In the history of the franchise, the movies (not including this one) in the order I consider are “worst to best” are Star Trek (2009), Star Trek II: The Wrath of Khan, Star Trek: First Contact, Star Trek: Insurrection, Star Trek VI: The Undiscovered Country, Star Trek IV: The Voyage Home, Star Trek: Nemesis, Star Trek: Generations, Star Trek III: The Search for Spock, Star Trek: The Motion Picture, and Star Trek V: The Final Frontier. I gave TMP the edge simply because I know it better, but it could just as easily replace TFF at the bottom. That doesn’t answer the question: where would I put Into Darkness?
First off, enough of the damn italics. It’s slowing me down.
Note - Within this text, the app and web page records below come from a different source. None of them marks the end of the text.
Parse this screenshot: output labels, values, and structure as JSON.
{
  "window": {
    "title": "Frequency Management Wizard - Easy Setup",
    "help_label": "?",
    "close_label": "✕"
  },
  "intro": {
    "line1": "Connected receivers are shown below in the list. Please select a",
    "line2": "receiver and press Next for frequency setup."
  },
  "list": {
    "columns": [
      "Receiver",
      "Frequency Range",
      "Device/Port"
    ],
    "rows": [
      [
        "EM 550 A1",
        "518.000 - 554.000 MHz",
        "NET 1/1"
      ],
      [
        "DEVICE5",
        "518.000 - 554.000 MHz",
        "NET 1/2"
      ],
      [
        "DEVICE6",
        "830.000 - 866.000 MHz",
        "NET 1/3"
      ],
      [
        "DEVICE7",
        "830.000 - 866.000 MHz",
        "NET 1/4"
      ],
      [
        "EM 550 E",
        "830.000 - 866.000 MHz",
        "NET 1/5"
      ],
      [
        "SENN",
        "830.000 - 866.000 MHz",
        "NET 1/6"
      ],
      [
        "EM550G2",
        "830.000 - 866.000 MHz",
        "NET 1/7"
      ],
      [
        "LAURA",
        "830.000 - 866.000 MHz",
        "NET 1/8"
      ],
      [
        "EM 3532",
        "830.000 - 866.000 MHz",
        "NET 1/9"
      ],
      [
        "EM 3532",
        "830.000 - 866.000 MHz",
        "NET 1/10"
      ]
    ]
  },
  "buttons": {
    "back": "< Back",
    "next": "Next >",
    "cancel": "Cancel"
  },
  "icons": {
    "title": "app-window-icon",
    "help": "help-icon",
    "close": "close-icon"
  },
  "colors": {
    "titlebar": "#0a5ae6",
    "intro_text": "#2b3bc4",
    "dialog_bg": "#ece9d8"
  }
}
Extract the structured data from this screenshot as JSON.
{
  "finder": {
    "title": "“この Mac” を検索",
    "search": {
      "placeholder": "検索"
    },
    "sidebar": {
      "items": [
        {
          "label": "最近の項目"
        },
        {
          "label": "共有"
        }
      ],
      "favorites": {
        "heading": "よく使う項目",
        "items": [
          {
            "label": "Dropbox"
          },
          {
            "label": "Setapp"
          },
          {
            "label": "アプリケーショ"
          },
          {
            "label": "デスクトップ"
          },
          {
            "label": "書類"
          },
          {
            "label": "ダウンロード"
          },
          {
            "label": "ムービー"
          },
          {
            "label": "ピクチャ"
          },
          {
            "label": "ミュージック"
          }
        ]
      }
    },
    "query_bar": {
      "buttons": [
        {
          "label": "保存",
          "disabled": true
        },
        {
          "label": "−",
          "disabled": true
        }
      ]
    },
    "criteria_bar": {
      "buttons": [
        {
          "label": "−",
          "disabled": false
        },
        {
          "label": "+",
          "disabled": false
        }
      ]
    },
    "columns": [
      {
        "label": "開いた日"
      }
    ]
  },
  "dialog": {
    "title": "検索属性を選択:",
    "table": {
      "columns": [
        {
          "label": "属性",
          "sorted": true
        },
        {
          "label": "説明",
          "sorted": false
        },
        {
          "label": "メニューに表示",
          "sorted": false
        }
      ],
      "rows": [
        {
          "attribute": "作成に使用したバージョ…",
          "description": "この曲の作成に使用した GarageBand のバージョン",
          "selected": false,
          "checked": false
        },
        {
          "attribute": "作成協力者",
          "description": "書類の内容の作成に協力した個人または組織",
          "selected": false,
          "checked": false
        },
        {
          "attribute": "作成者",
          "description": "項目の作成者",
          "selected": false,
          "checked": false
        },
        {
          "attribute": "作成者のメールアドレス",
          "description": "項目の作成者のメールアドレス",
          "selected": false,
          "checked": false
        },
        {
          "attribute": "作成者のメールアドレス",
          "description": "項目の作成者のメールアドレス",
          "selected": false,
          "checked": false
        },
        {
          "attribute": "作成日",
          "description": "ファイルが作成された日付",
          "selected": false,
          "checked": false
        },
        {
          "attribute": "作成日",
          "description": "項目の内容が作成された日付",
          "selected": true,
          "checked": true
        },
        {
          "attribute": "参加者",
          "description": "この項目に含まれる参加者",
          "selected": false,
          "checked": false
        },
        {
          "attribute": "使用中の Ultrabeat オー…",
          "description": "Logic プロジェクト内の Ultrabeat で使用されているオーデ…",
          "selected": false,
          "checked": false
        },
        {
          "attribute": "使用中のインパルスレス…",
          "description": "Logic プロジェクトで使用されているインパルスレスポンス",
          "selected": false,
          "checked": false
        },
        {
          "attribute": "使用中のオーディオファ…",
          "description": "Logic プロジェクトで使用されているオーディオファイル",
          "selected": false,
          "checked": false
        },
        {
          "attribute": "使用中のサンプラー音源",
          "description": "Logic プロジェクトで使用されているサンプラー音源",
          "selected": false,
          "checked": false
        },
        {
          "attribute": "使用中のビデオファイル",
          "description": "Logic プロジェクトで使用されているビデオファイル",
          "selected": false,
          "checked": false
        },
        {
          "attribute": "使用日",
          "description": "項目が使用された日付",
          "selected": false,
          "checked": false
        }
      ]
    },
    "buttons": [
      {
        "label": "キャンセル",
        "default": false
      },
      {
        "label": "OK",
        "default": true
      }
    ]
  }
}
Upon initial watching, I’d have placed Star Trek Into Darkness right after Insurrection. I really like Insurrection and the only thing that J.J. Abrams could really do to the Khan character is mess him up, so it was never going to measure up… but upon rewatching, let me move Into Darkness up IN FRONT OF First Contact. That makes Into Darkness the third best Star Trek movie made so far…
Let me explain.
The major reason that Khan Noonien Singh was such a great character to use in TWOK was because he had history with Kirk and crew, there was something to build on and there was something interesting to see develop. ID had no prior history because Kirk and crew never met Khan before. That took most of the wind out of the sails. If we watch ID without comparing the movie to TWOK, though, I think the story is solid.
The second J.J. Abrams Star Trek movie is filled with interesting visuals, exciting parts, but also falls prey to some of the same things he played loose and fast with in the first one: rapid up and down of rank for characters, putting the ship into a nearly unusable state but the near end of the movie, and they overuse locations (like, there are far too many). The story was still interesting. Khan is way more “superior” than Ricardo Montalban’s version. The story was still interesting. The backstory is a little on the flimsy side but still holds up. The visuals and excitement make up for most of the failings. The original Khan movie is still better.
If you haven’t rewatched this movie because you haven’t been completely satisfied, watch it again. Give the movie a shot without all the baggage. I guarantee you’ll find it better.